Back in June 1981 I was revising for my English Literature and Communications A-Levels. One of the books we’d been studying was The Mayor of Casterbridge and one of the quotations I learned by heart back then has stuck with me ever since. The quotation is: Henchard’s act of violence [Read more…]
I did not intend to write about one of my A-Level teachers tonight. I was going to write about a quotation relating to The Mayor of Casterbridge that I committed to memory for my A Level English Lit exam and which has been buzzing around inside my head this week. [Read more…]
After leaving Hawai Onsen Roland and I caught the train to Matsue. While staying at the Mido Resort onsen ryokan was definitely the highlight of our trip, the couple of days we spent in Matsue were not devoid of entertainment, and Matsue Castle remains the most beautiful castle I have [Read more…]
Here’s another account of an onsen ryokan trip which Roland Petrov and I undertook at the beginning of April 1991. We went to Tottori Sand Dunes on our way to Hawai Onsen. I have some slide photos somewhere which I want to convert to digital and post here, but as [Read more…]
My return to Hawai Onsen and Tottori Sand Dunes has inspired me to look up some of my escapades during my first year in Japan. Here is an account of a trip to Yunogo Onsen in Okayama Prefecture with Roland Petrov on Palm Sunday, 1991. We stayed at the Chikutei [Read more…]
As a young man in wartime Japan Mr K was considered unfit for military service because of his weak lungs. But by 1945 the need for new recruits had grown so desperate that even Mr K, weak lungs and all, was considered fit enough for military service.
He was told that he would be drafted into the military on 15th August 1945. In the meantime he was working for the Hiroshima City government demolishing houses in the centre of Hiroshima. Why were houses being demolished?
In the last fifty or sixty years a great erosion of our English language heritage has taken place and at the heart of this loss lies the attempt to render the Holy Bible as well as church liturgies and hymns in a form of English that is supposedly modern and easier for ordinary people to understand.
A few months ago I was struck by the paucity of theatrical productions in Hiroshima and berated a few of my students on the matter.
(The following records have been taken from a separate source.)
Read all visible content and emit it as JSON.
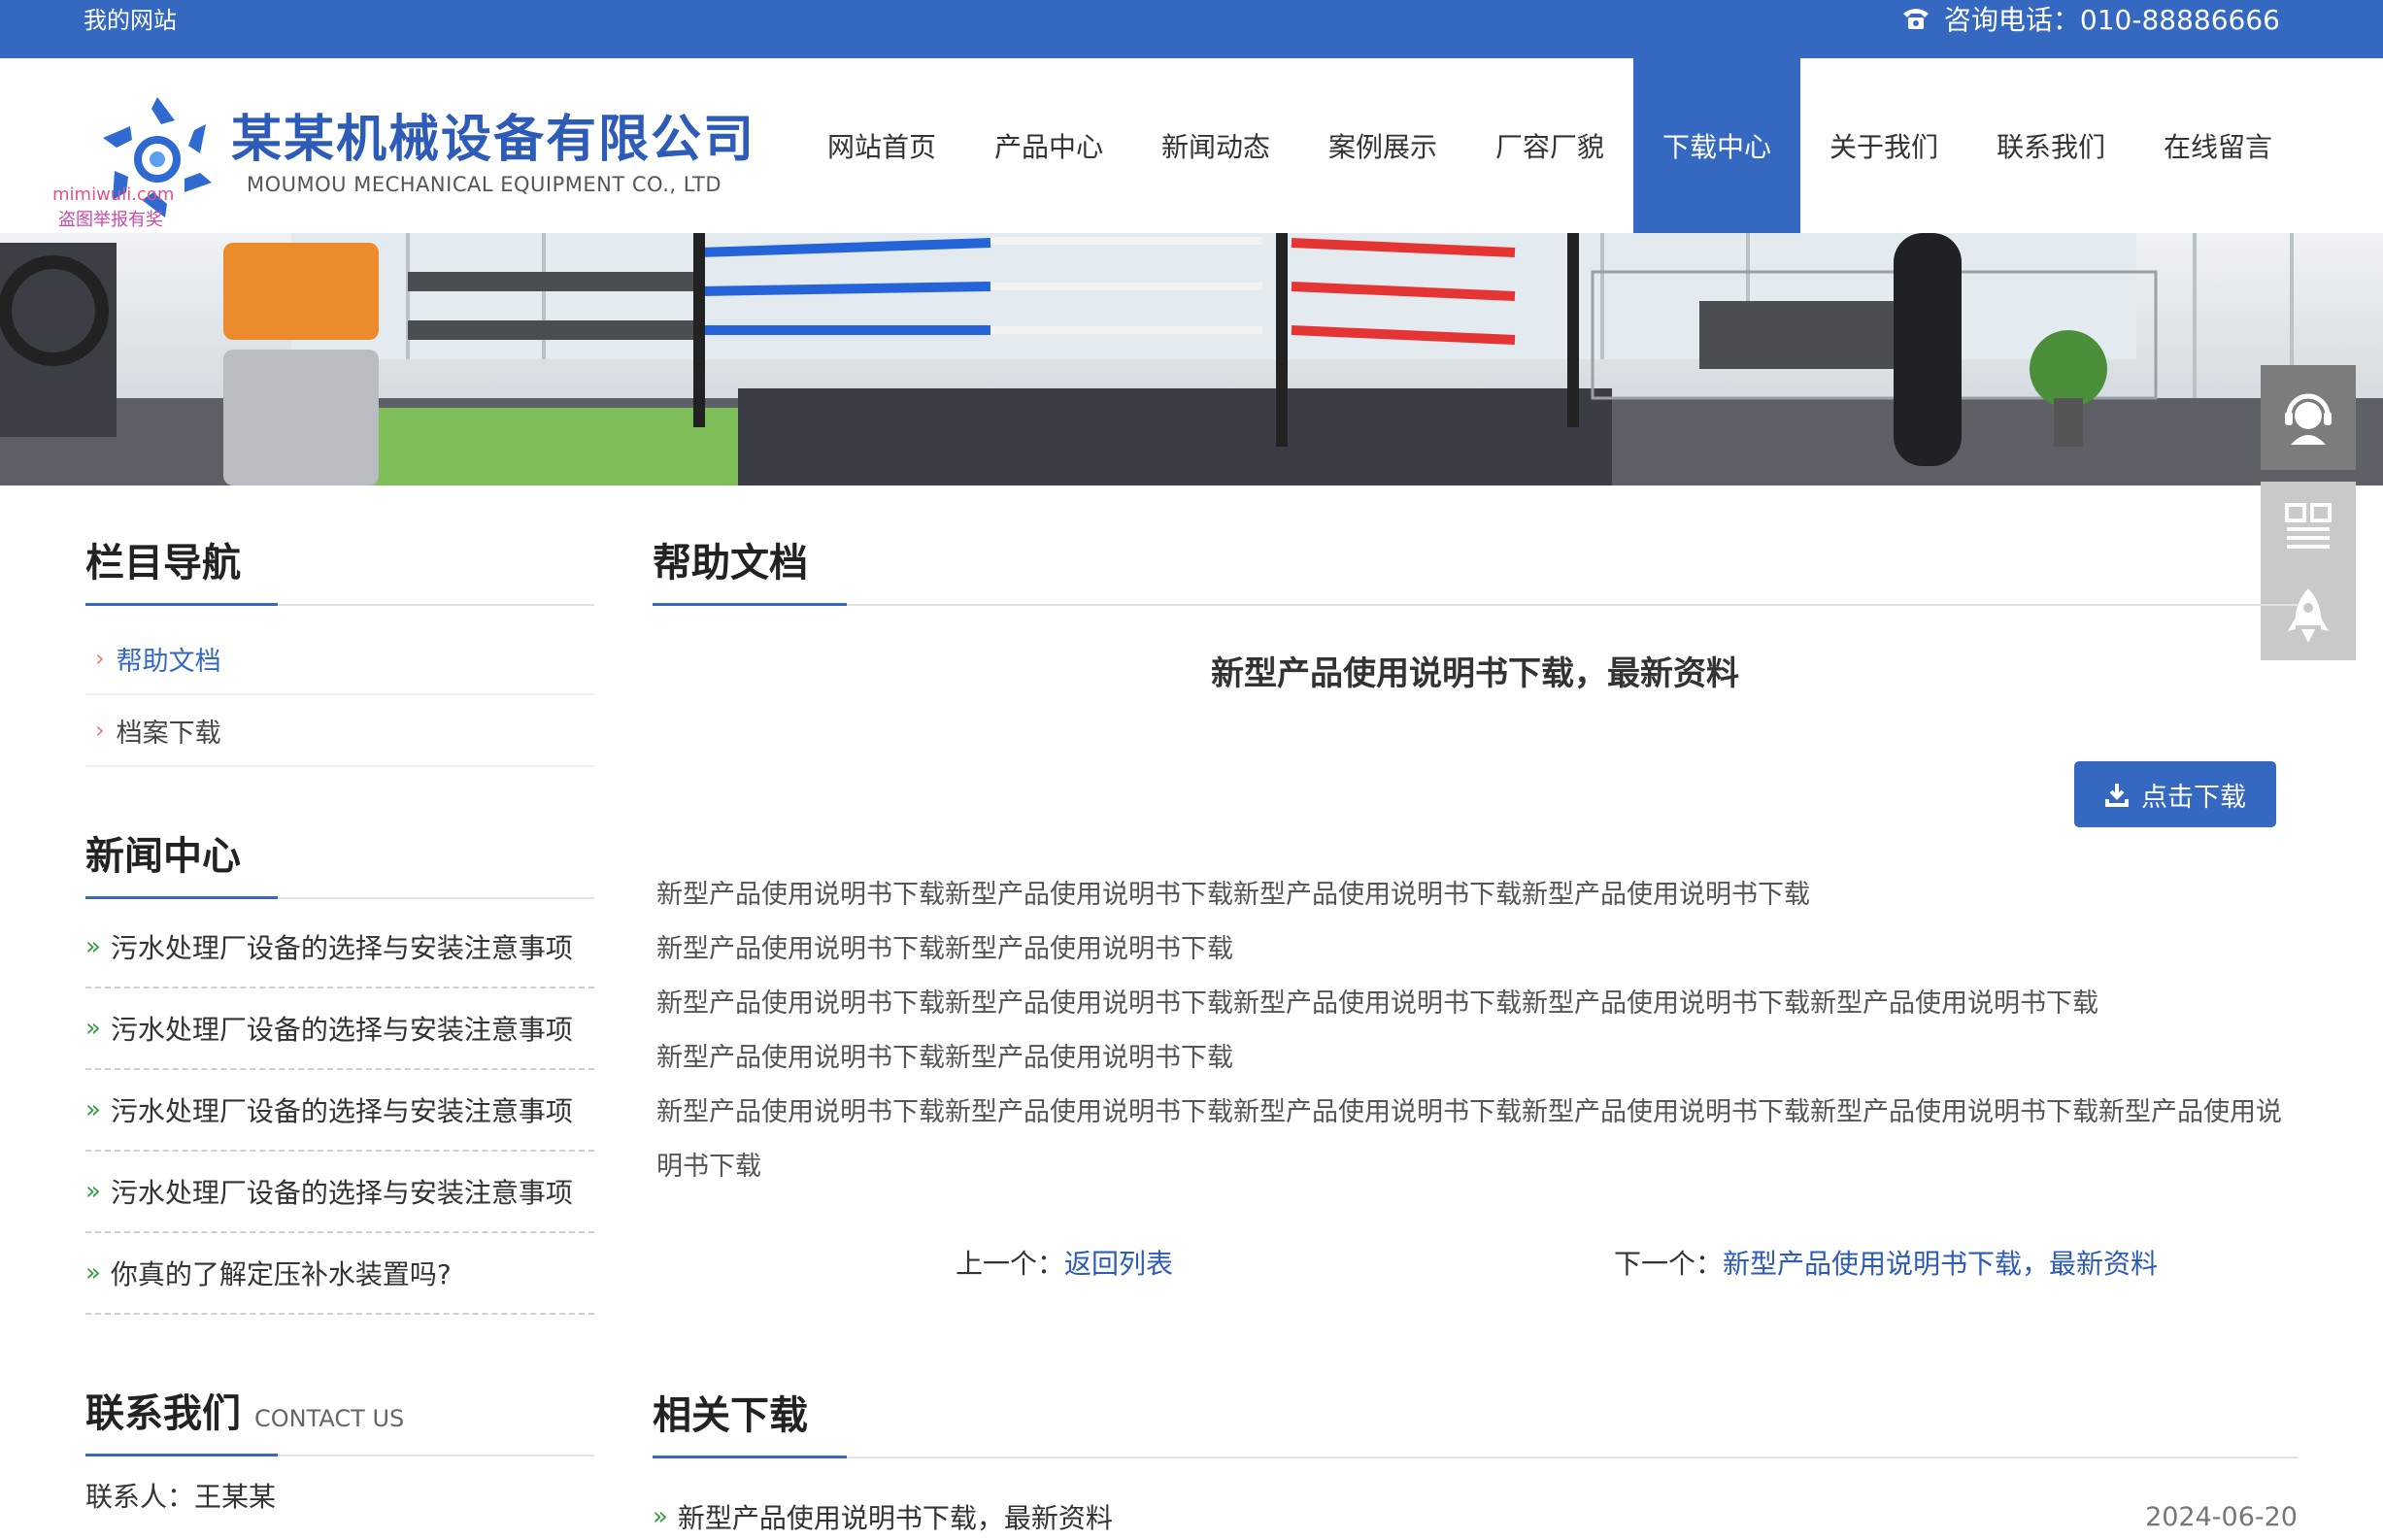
{
  "topbar": {
    "site_name": "我的网站",
    "phone_label": "咨询电话：010-88886666"
  },
  "header": {
    "company_name": "某某机械设备有限公司",
    "company_en": "MOUMOU MECHANICAL EQUIPMENT CO., LTD",
    "watermark_1": "mimiwuli.com",
    "watermark_2": "盗图举报有奖"
  },
  "nav": {
    "items": [
      "网站首页",
      "产品中心",
      "新闻动态",
      "案例展示",
      "厂容厂貌",
      "下载中心",
      "关于我们",
      "联系我们",
      "在线留言"
    ],
    "active": "下载中心"
  },
  "sidebar": {
    "category_title": "栏目导航",
    "categories": [
      "帮助文档",
      "档案下载"
    ],
    "active_category": "帮助文档",
    "news_title": "新闻中心",
    "news": [
      "污水处理厂设备的选择与安装注意事项",
      "污水处理厂设备的选择与安装注意事项",
      "污水处理厂设备的选择与安装注意事项",
      "污水处理厂设备的选择与安装注意事项",
      "你真的了解定压补水装置吗?"
    ],
    "contact_title": "联系我们",
    "contact_title_en": "CONTACT US",
    "contact_first_line": "联系人：王某某"
  },
  "main": {
    "section_title": "帮助文档",
    "doc_title": "新型产品使用说明书下载，最新资料",
    "download_button": "点击下载",
    "body_lines": [
      "新型产品使用说明书下载新型产品使用说明书下载新型产品使用说明书下载新型产品使用说明书下载",
      "新型产品使用说明书下载新型产品使用说明书下载",
      "新型产品使用说明书下载新型产品使用说明书下载新型产品使用说明书下载新型产品使用说明书下载新型产品使用说明书下载",
      "新型产品使用说明书下载新型产品使用说明书下载",
      "新型产品使用说明书下载新型产品使用说明书下载新型产品使用说明书下载新型产品使用说明书下载新型产品使用说明书下载新型产品使用说明书下载"
    ],
    "prev_label": "上一个：",
    "prev_link": "返回列表",
    "next_label": "下一个：",
    "next_link": "新型产品使用说明书下载，最新资料",
    "related_title": "相关下载",
    "related": [
      {
        "title": "新型产品使用说明书下载，最新资料",
        "date": "2024-06-20"
      }
    ]
  },
  "colors": {
    "brand_blue": "#3568c1",
    "accent_green": "#3a9a4a",
    "arrow_red": "#f07a7a"
  },
  "icons": [
    "phone-icon",
    "logo-mark-icon",
    "customer-service-icon",
    "qrcode-icon",
    "rocket-top-icon",
    "download-icon"
  ]
}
The pat answer was invariably “Ah, Japanese are very shy.” My protests don’t seem to have had much effect on the recreational habits of the million or so “shy” Hiroshimites, but they did land me a handful of free tickets for a kyogen performance on the noh stage at Aster Plaza towards the end of March.
There is no excerpt because this is a protected post.